Great article in the New York Times yesterday titled Lyrics Sites at Centre of Fight Over Royalties about the ubiquity of song lyrics on the web and Vancouver’s own

Techvibes has been covering and it’s parent company MetroLeap Media for over two years and we’ve seen plenty of changes over the years. The most important being the day MetroLeap signed a deal with Gracenote, allowing them to publish lyrics legally on their site.

The New York Times weekend piece describes the opportunities and problems for songwriters and their publishers and interviews MetroLeap Founder Milun Tesovic about his decision to pay royalties for use of the lyrics.

Mr. Tesovic said he had always wanted to use the lyrics legally and had approached publishers about getting the rights. But it wasn’t until 2008, when MetroLyrics signed a deal with Gracenote, that legal lyrics appeared on the site.

“It’s either right or it’s wrong, and it felt wrong to not compensate the writers,” he said. “Publishers knew that when they were ready, we were ready.”

In the last two years, the music publishers association has reached out to 95 sites that carried unlicensed material, nine of which then obtained licenses, while 31 shut.

Looks like Tesovic and his team made the right decision. According to the New York Times article, drew 13.5 million unique users in March 2010 and generated close to $10 Million in revenue in 2009.

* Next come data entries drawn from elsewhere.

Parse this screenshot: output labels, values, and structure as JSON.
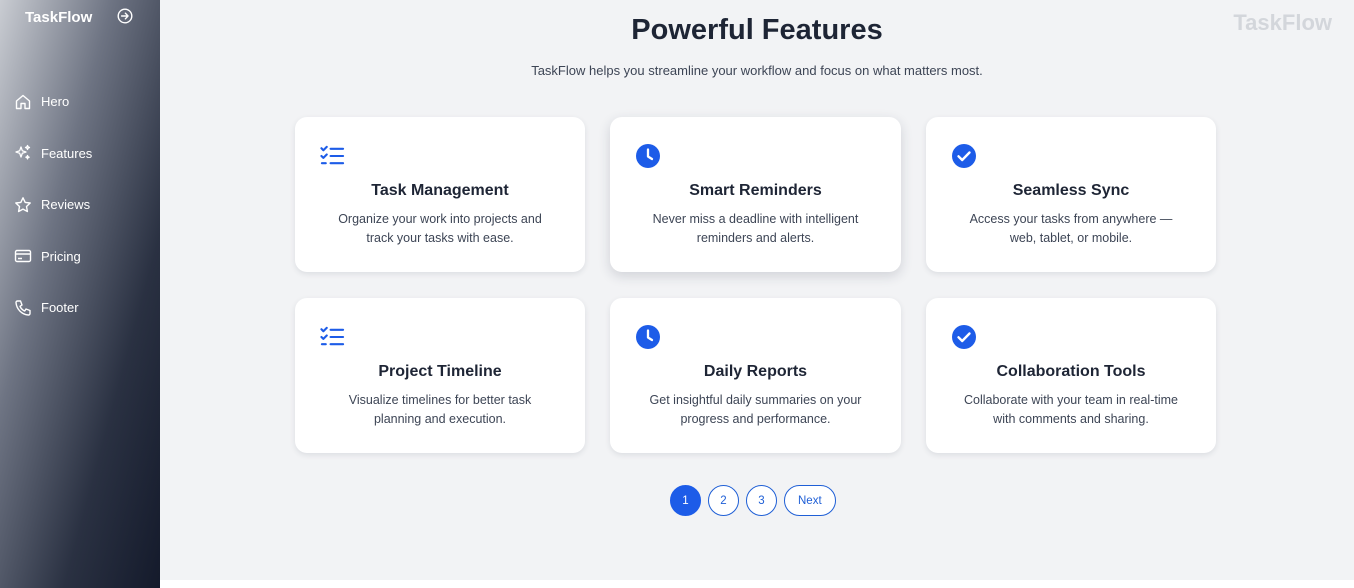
{
  "sidebar": {
    "brand": "TaskFlow",
    "collapse_icon": "arrow-right-circle-icon",
    "items": [
      {
        "label": "Hero",
        "icon": "home-icon"
      },
      {
        "label": "Features",
        "icon": "sparkles-icon"
      },
      {
        "label": "Reviews",
        "icon": "star-icon"
      },
      {
        "label": "Pricing",
        "icon": "credit-card-icon"
      },
      {
        "label": "Footer",
        "icon": "phone-icon"
      }
    ]
  },
  "main": {
    "watermark": "TaskFlow",
    "title": "Powerful Features",
    "subtitle": "TaskFlow helps you streamline your workflow and focus on what matters most.",
    "accent_color": "#1d5ce8",
    "features": [
      {
        "title": "Task Management",
        "description": "Organize your work into projects and track your tasks with ease.",
        "icon": "task-list-icon"
      },
      {
        "title": "Smart Reminders",
        "description": "Never miss a deadline with intelligent reminders and alerts.",
        "icon": "clock-icon"
      },
      {
        "title": "Seamless Sync",
        "description": "Access your tasks from anywhere — web, tablet, or mobile.",
        "icon": "check-circle-icon"
      },
      {
        "title": "Project Timeline",
        "description": "Visualize timelines for better task planning and execution.",
        "icon": "task-list-icon"
      },
      {
        "title": "Daily Reports",
        "description": "Get insightful daily summaries on your progress and performance.",
        "icon": "clock-icon"
      },
      {
        "title": "Collaboration Tools",
        "description": "Collaborate with your team in real-time with comments and sharing.",
        "icon": "check-circle-icon"
      }
    ],
    "pagination": {
      "pages": [
        "1",
        "2",
        "3"
      ],
      "current": "1",
      "next_label": "Next"
    }
  }
}
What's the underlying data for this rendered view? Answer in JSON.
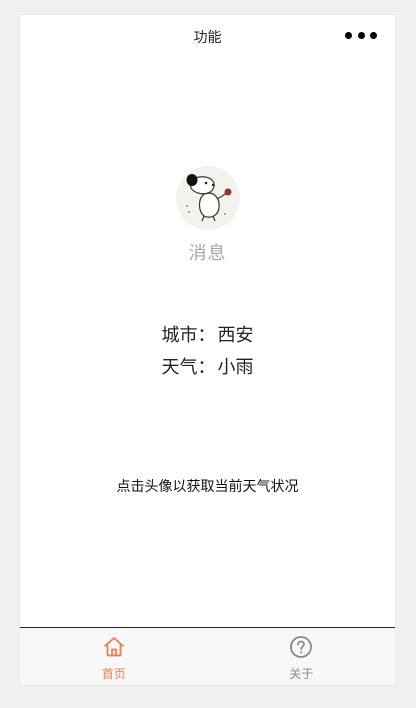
{
  "navbar": {
    "title": "功能",
    "menu_icon": "more-dots-icon"
  },
  "avatar": {
    "icon": "cartoon-dog-avatar",
    "label": "消息"
  },
  "weather": {
    "city_label": "城市：",
    "city_value": "西安",
    "weather_label": "天气：",
    "weather_value": "小雨"
  },
  "hint": "点击头像以获取当前天气状况",
  "tabbar": {
    "tabs": [
      {
        "label": "首页",
        "icon": "home-icon",
        "active": true
      },
      {
        "label": "关于",
        "icon": "question-circle-icon",
        "active": false
      }
    ]
  },
  "colors": {
    "active_tab": "#f07c55",
    "inactive_tab": "#888888",
    "avatar_label": "#a8a8a8"
  }
}
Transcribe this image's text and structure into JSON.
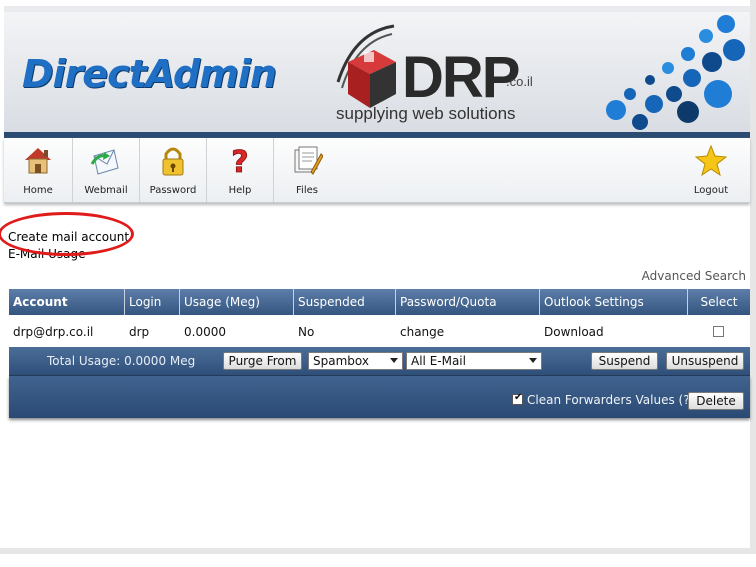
{
  "banner": {
    "brand": "DirectAdmin",
    "company": "DRP",
    "company_suffix": ".co.il",
    "tagline": "supplying web solutions"
  },
  "toolbar": {
    "items": [
      {
        "label": "Home",
        "icon": "home-icon"
      },
      {
        "label": "Webmail",
        "icon": "webmail-icon"
      },
      {
        "label": "Password",
        "icon": "lock-icon"
      },
      {
        "label": "Help",
        "icon": "question-icon"
      },
      {
        "label": "Files",
        "icon": "files-icon"
      }
    ],
    "logout": {
      "label": "Logout",
      "icon": "star-icon"
    }
  },
  "links": {
    "create_mail_account": "Create mail account",
    "email_usage": "E-Mail Usage",
    "advanced_search": "Advanced Search"
  },
  "table": {
    "headers": [
      "Account",
      "Login",
      "Usage (Meg)",
      "Suspended",
      "Password/Quota",
      "Outlook Settings",
      "Select"
    ],
    "rows": [
      {
        "account": "drp@drp.co.il",
        "login": "drp",
        "usage": "0.0000",
        "suspended": "No",
        "password": "change",
        "outlook": "Download",
        "selected": false
      }
    ]
  },
  "footer": {
    "total_usage": "Total Usage: 0.0000 Meg",
    "purge_button": "Purge From",
    "purge_select": "Spambox",
    "filter_select": "All E-Mail",
    "suspend_button": "Suspend",
    "unsuspend_button": "Unsuspend",
    "clean_forwarders_label": "Clean Forwarders Values (?)",
    "clean_forwarders_checked": true,
    "delete_button": "Delete"
  },
  "colors": {
    "header_blue": "#34557f",
    "brand_blue": "#1f6fc4",
    "annotation_red": "#e01b1b"
  }
}
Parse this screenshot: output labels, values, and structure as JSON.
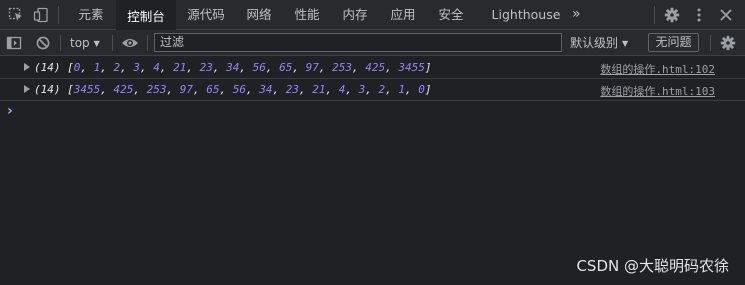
{
  "tabs": [
    {
      "label": "元素"
    },
    {
      "label": "控制台"
    },
    {
      "label": "源代码"
    },
    {
      "label": "网络"
    },
    {
      "label": "性能"
    },
    {
      "label": "内存"
    },
    {
      "label": "应用"
    },
    {
      "label": "安全"
    },
    {
      "label": "Lighthouse"
    }
  ],
  "active_tab": "控制台",
  "more_tabs_glyph": "»",
  "toolbar": {
    "context": "top",
    "filter_placeholder": "过滤",
    "levels": "默认级别",
    "issues": "无问题"
  },
  "console": {
    "rows": [
      {
        "prefix": "(14) [",
        "values": [
          "0",
          "1",
          "2",
          "3",
          "4",
          "21",
          "23",
          "34",
          "56",
          "65",
          "97",
          "253",
          "425",
          "3455"
        ],
        "suffix": "]",
        "source": "数组的操作.html:102"
      },
      {
        "prefix": "(14) [",
        "values": [
          "3455",
          "425",
          "253",
          "97",
          "65",
          "56",
          "34",
          "23",
          "21",
          "4",
          "3",
          "2",
          "1",
          "0"
        ],
        "suffix": "]",
        "source": "数组的操作.html:103"
      }
    ],
    "prompt": "›"
  },
  "watermark": "CSDN @大聪明码农徐",
  "colors": {
    "background": "#202124",
    "number": "#9980ff",
    "prompt": "#8ab4f8"
  }
}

MetroLeap Media is a perennial leader on our PEER 1 Canada Startup Index, employs 15 and is hiring.